### Activity
Your response should contain exactly the lines running from the one with "What's the underlying" to the end of the data below, both included, and no pictures.

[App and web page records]
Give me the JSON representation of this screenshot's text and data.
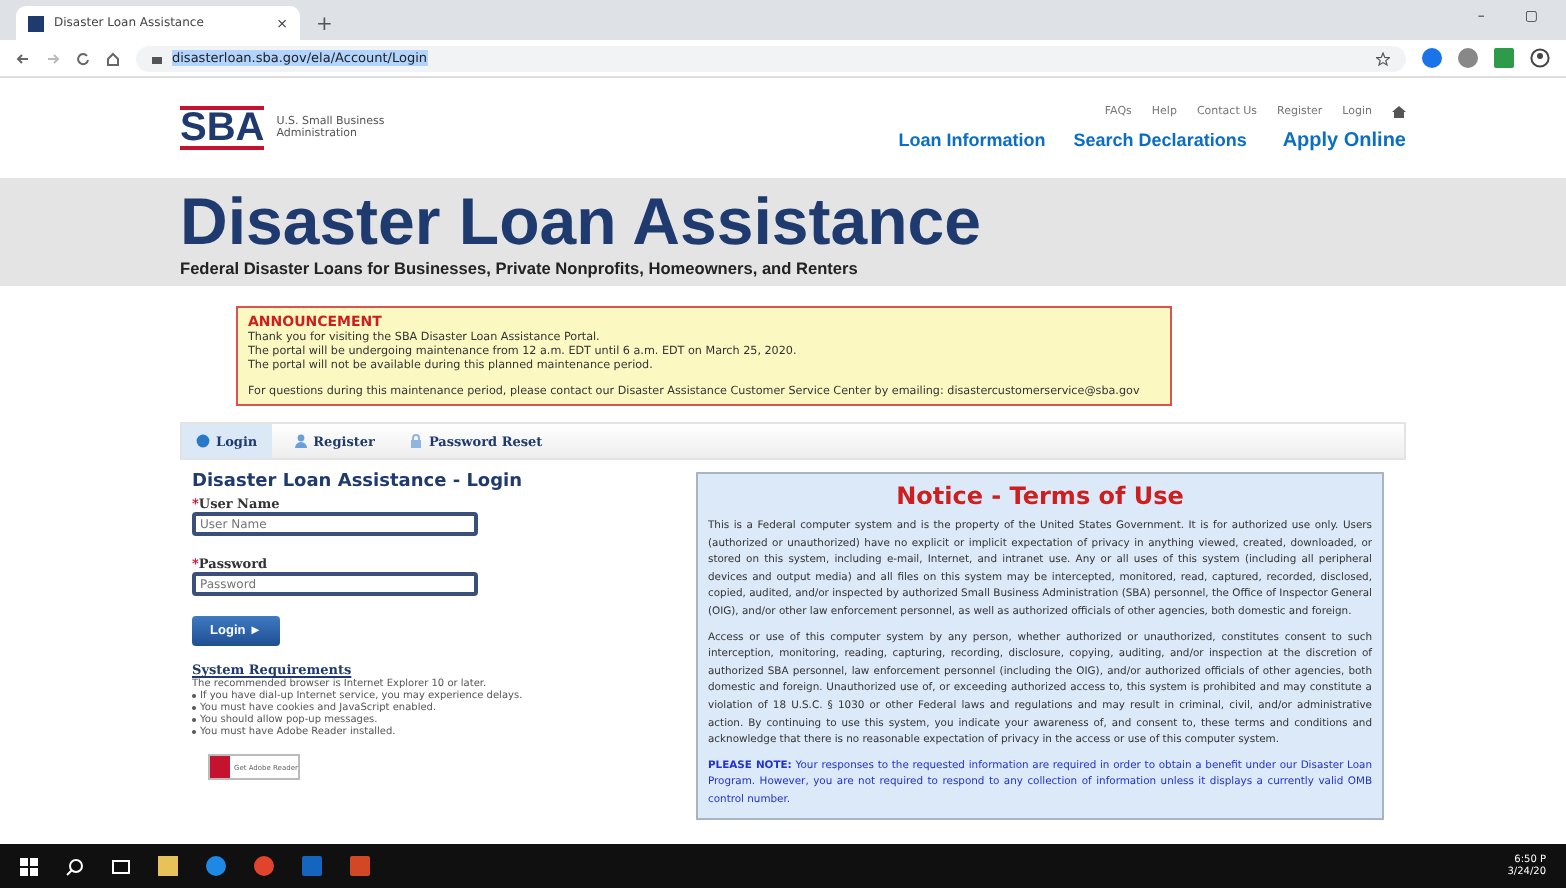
{
  "browser": {
    "tab_title": "Disaster Loan Assistance",
    "tab_close": "×",
    "new_tab": "+",
    "url": "disasterloan.sba.gov/ela/Account/Login",
    "window_buttons": [
      "–",
      "▢"
    ]
  },
  "header": {
    "logo_text": "SBA",
    "agency": [
      "U.S. Small Business",
      "Administration"
    ],
    "utility_links": [
      "FAQs",
      "Help",
      "Contact Us",
      "Register",
      "Login"
    ],
    "main_links": [
      "Loan Information",
      "Search Declarations",
      "Apply Online"
    ]
  },
  "banner": {
    "title": "Disaster Loan Assistance",
    "subtitle": "Federal Disaster Loans for Businesses, Private Nonprofits, Homeowners, and Renters"
  },
  "announcement": {
    "heading": "ANNOUNCEMENT",
    "lines": [
      "Thank you for visiting the SBA Disaster Loan Assistance Portal.",
      "The portal will be undergoing maintenance from 12 a.m. EDT until 6 a.m. EDT on March 25, 2020.",
      "The portal will not be available during this planned maintenance period."
    ],
    "contact": "For questions during this maintenance period, please contact our Disaster Assistance Customer Service Center by emailing: disastercustomerservice@sba.gov"
  },
  "tabs": [
    {
      "label": "Login",
      "selected": true
    },
    {
      "label": "Register",
      "selected": false
    },
    {
      "label": "Password Reset",
      "selected": false
    }
  ],
  "login": {
    "title": "Disaster Loan Assistance - Login",
    "required_mark": "*",
    "fields": [
      {
        "label": "User Name",
        "placeholder": "User Name"
      },
      {
        "label": "Password",
        "placeholder": "Password"
      }
    ],
    "button": "Login ►",
    "requirements_title": "System Requirements",
    "requirements_intro": "The recommended browser is Internet Explorer 10 or later.",
    "requirements": [
      "If you have dial-up Internet service, you may experience delays.",
      "You must have cookies and JavaScript enabled.",
      "You should allow pop-up messages.",
      "You must have Adobe Reader installed."
    ],
    "reader_badge": "Get Adobe Reader"
  },
  "terms": {
    "title": "Notice - Terms of Use",
    "paragraphs": [
      "This is a Federal computer system and is the property of the United States Government. It is for authorized use only. Users (authorized or unauthorized) have no explicit or implicit expectation of privacy in anything viewed, created, downloaded, or stored on this system, including e-mail, Internet, and intranet use. Any or all uses of this system (including all peripheral devices and output media) and all files on this system may be intercepted, monitored, read, captured, recorded, disclosed, copied, audited, and/or inspected by authorized Small Business Administration (SBA) personnel, the Office of Inspector General (OIG), and/or other law enforcement personnel, as well as authorized officials of other agencies, both domestic and foreign.",
      "Access or use of this computer system by any person, whether authorized or unauthorized, constitutes consent to such interception, monitoring, reading, capturing, recording, disclosure, copying, auditing, and/or inspection at the discretion of authorized SBA personnel, law enforcement personnel (including the OIG), and/or authorized officials of other agencies, both domestic and foreign. Unauthorized use of, or exceeding authorized access to, this system is prohibited and may constitute a violation of 18 U.S.C. § 1030 or other Federal laws and regulations and may result in criminal, civil, and/or administrative action. By continuing to use this system, you indicate your awareness of, and consent to, these terms and conditions and acknowledge that there is no reasonable expectation of privacy in the access or use of this computer system."
    ],
    "note": "**PLEASE NOTE:** Your responses to the requested information are required in order to obtain a benefit under our Disaster Loan Program. However, you are not required to respond to any collection of information unless it displays a currently valid OMB control number."
  },
  "taskbar": {
    "clock": [
      "6:50 P",
      "3/24/20"
    ]
  }
}
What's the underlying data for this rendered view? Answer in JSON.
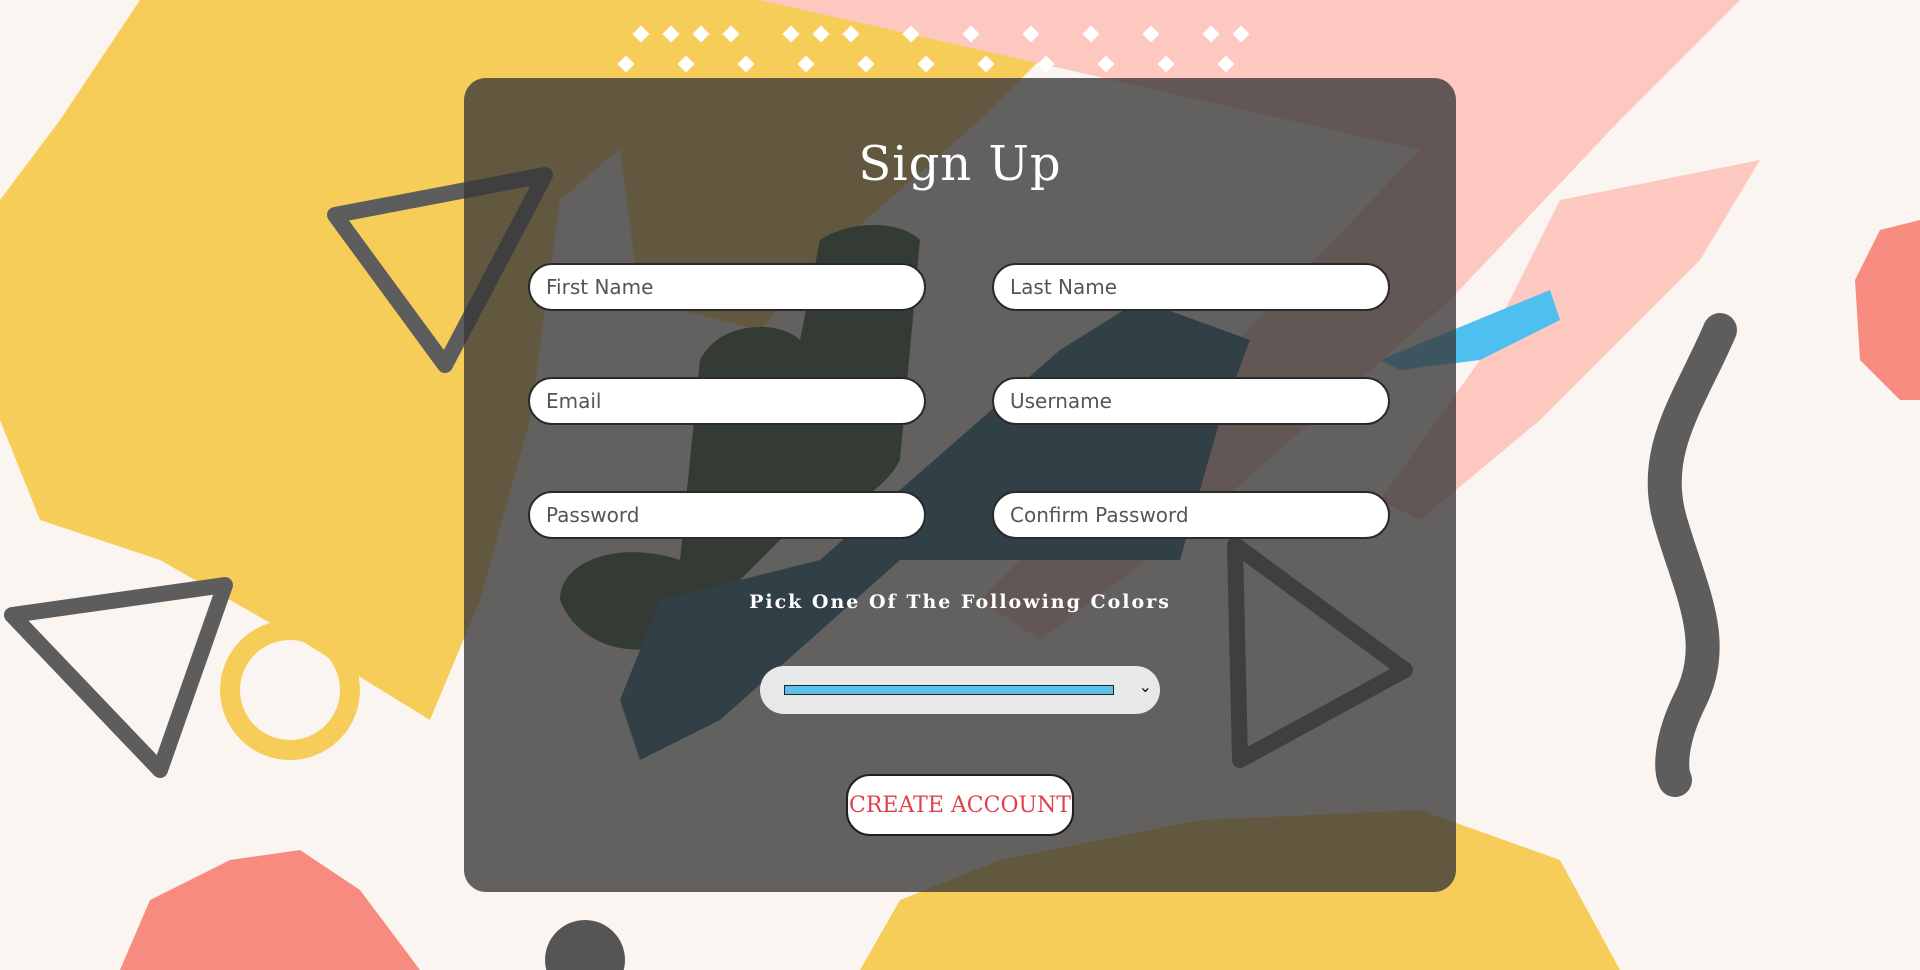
{
  "form": {
    "title": "Sign Up",
    "first_name_placeholder": "First Name",
    "last_name_placeholder": "Last Name",
    "email_placeholder": "Email",
    "username_placeholder": "Username",
    "password_placeholder": "Password",
    "confirm_password_placeholder": "Confirm Password",
    "color_prompt": "Pick One Of The Following Colors",
    "selected_color": "#5bc0eb",
    "submit_label": "CREATE ACCOUNT"
  },
  "icons": {
    "select_chevron": "chevron-down-icon"
  },
  "colors": {
    "panel_overlay": "rgba(55,55,55,0.78)",
    "submit_text": "#e0424a",
    "background_yellow": "#f7cd5a",
    "background_pink": "#fcc8c0",
    "background_coral": "#f88b80",
    "background_blue": "#4fbff0",
    "background_cream": "#fbf5f1"
  }
}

### Reply
What's the underlying data for this rendered view? Answer in JSON.
{
  "form": {
    "title": "Sign Up",
    "first_name_placeholder": "First Name",
    "last_name_placeholder": "Last Name",
    "email_placeholder": "Email",
    "username_placeholder": "Username",
    "password_placeholder": "Password",
    "confirm_password_placeholder": "Confirm Password",
    "color_prompt": "Pick One Of The Following Colors",
    "selected_color": "#5bc0eb",
    "submit_label": "CREATE ACCOUNT"
  },
  "icons": {
    "select_chevron": "chevron-down-icon"
  },
  "colors": {
    "panel_overlay": "rgba(55,55,55,0.78)",
    "submit_text": "#e0424a",
    "background_yellow": "#f7cd5a",
    "background_pink": "#fcc8c0",
    "background_coral": "#f88b80",
    "background_blue": "#4fbff0",
    "background_cream": "#fbf5f1"
  }
}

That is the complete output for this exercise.